It was Denmark’s Peter Jepsen who won the first ever EPT stop in Eastern Europe as Season 3 wrapped up in the Polish capital back in March 2007. The tournament that year was a last-minute replacement for a tournament in Deauville, France, that was canceled.
Jepsen made the trip to Warsaw and took home the equivalent of $415,679 for his win over a field of 284, capped by a heads-up win over Frenchman Farid Meraghni.
In March of this year, German stock trader Michael Schulze conquered a field of 384 players and took the equivalent of $926,220 for taking home Season 4′s EPT Warsaw title. Schulze went wire-to-wire despite some tough competition from Portugal’s Ricardo Sousa and Norway’s Trond Eidsvig, who made his third final table of the season.
- Posted in News
November 12th, 2008
The Heartland Poker Tour made a stop at the Meskwaki Casino in Tama, Iowa last weekend to lay down some poker action.

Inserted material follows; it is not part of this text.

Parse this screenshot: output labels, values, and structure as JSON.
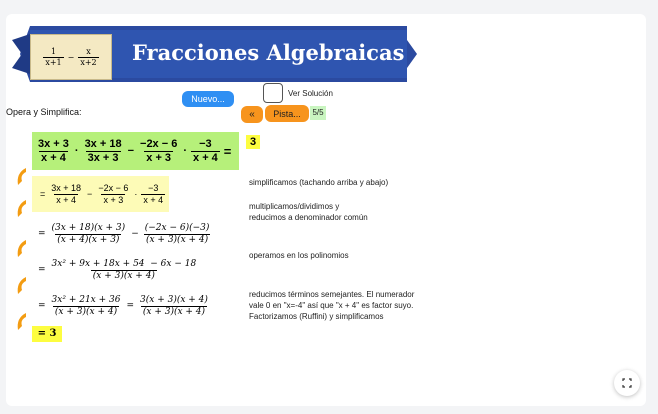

More than 750 poker players came out to participate in the qualifiers for the HPT stop, and 171 players ponied up the buy-in for the main event. The result was a $274,089 prize pool for the event.
It doesn’t take an economics student to realize that’s a pretty good deal for a player who makes the money, but it did take an economics student to win the main event this time around.
Jason Joerling, a student from Drake University, drove an hour north of campus to play in his first-ever No-Limit Texas Hold’em poker tournaments. What he lost in study time he made up for with an $82,227 win.
Joerling turned 21 just a few days before the HPT Meskwaki main event started. He’d gained some tournament experience playing online, but this tournament was his first foray into the live tournament realm.
“I started the final table as the slight chip leader, and I was thinking of nothing less than first place,” Joerling said after his win. “This is a really great way to start my live tournament career.”
The Iowa event was also filled with a few veteran players from the HPT circuit. Sitting at the final table with Joerling was Mary Jo Belcore-Zogman, who is a recent HPT champion.
Blake Bohn and Quan Le, two poker-playing buddies, also made the four-hour drive from Minneapolis together and found themselves at the final table.
In the end, the experienced players at the table fell victim to Joerling’s mission to win. It came down to Bohn versus Joerling, and Joerling’s A-2 defeated Bohn’s K-J for the win.
“I’m still planning on getting to my economy class tomorrow morning,” Joerling said. “As for the money, I’m going to be able to pay off my school and invest the rest.”
Joerling may have pocketed the biggest part of the prize for the day, but Belcore-Zogman’s sixth-place finish has moved her into the lead on the HPT Player of the Year leaderboard. There are only two events left in the 2008 season, which means Belcore-Zogman could become the first female Player of the Year for the HPT.
The HPT will make its next stop at the Running Aces Card Club near St. Paul, Minn. This is the HPT’s first stop at the Running Aces, and players will get their shot at the main event there this weekend. Then the HPT will move on to the Majestic Star Casino in Gary, Ind., for the Championship Open.
- Posted in News